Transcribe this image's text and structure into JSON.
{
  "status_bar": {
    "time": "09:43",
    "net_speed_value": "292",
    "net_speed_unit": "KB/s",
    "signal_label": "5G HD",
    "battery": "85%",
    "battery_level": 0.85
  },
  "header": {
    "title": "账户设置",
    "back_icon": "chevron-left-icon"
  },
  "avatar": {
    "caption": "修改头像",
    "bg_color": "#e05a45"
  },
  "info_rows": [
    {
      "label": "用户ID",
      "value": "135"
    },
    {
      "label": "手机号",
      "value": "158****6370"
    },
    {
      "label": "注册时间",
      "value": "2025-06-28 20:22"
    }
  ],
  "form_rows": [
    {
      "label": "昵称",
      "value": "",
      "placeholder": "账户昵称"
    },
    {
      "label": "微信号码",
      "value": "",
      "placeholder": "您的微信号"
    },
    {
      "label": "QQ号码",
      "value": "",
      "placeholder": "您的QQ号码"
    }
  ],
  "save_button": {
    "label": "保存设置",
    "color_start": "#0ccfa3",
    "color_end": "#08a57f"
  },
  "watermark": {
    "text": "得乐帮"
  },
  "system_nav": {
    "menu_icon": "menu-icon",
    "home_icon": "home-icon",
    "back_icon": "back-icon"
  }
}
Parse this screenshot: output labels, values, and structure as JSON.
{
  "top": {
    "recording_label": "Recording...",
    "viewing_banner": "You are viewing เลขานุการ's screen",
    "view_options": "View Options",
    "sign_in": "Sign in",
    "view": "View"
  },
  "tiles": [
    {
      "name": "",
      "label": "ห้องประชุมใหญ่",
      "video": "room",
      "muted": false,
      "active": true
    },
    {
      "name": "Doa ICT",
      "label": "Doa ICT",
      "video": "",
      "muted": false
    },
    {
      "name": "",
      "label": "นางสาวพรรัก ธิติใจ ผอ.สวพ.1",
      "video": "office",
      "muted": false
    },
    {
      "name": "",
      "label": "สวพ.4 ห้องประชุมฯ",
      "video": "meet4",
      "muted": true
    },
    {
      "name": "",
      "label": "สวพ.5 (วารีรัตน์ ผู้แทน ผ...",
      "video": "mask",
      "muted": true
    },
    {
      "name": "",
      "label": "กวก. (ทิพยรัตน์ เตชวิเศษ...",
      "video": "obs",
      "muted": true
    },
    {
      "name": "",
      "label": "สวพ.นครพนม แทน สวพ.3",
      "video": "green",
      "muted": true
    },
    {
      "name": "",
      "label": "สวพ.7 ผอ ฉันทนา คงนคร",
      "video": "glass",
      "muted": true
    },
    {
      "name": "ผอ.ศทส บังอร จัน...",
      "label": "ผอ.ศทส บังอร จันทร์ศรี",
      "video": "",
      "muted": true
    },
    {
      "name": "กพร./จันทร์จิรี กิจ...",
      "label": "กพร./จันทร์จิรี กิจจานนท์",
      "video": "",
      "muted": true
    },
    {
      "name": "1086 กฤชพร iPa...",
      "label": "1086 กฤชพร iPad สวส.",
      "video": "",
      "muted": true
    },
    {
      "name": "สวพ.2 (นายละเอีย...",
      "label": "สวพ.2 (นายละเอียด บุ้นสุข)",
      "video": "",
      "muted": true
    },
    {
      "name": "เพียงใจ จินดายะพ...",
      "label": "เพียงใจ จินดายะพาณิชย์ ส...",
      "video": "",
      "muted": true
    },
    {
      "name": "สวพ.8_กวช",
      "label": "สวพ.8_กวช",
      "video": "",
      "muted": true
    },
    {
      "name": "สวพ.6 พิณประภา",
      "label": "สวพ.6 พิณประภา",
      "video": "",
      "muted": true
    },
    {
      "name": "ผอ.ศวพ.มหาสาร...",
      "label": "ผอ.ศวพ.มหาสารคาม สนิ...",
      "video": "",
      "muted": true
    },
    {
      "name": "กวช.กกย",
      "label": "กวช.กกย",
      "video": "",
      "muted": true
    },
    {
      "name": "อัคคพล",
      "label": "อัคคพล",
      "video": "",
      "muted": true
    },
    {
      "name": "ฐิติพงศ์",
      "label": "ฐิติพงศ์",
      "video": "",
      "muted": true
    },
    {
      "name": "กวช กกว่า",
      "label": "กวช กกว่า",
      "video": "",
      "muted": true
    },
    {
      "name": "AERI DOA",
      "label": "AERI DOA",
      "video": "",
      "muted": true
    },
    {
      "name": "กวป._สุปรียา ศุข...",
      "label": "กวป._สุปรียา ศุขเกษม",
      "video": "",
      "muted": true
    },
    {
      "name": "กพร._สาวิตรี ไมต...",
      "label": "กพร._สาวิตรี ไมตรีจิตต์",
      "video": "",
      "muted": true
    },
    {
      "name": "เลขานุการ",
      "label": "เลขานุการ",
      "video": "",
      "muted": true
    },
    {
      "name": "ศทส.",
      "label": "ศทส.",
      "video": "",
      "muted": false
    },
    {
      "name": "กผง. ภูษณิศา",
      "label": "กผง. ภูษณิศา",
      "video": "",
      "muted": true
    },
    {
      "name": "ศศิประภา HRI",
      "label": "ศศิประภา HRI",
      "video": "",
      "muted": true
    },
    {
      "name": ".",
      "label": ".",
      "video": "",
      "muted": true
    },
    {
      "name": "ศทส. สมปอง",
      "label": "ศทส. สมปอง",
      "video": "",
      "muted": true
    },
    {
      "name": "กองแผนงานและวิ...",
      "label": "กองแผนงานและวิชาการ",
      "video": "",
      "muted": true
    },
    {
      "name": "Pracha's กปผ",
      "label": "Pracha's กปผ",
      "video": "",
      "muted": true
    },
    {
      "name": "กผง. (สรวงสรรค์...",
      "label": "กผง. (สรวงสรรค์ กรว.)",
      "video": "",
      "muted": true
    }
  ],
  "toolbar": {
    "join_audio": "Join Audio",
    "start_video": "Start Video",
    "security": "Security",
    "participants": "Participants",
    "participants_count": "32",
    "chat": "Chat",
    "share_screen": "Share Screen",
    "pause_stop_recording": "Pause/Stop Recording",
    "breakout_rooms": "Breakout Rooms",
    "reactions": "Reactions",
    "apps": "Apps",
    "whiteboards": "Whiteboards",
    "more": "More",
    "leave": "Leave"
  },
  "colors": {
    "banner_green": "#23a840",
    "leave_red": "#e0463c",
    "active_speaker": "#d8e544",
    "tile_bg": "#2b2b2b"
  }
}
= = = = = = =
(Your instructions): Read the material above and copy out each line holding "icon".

(Answer section):
    "back_icon": "chevron-left-icon"
    "menu_icon": "menu-icon",
    "home_icon": "home-icon",
    "back_icon": "back-icon"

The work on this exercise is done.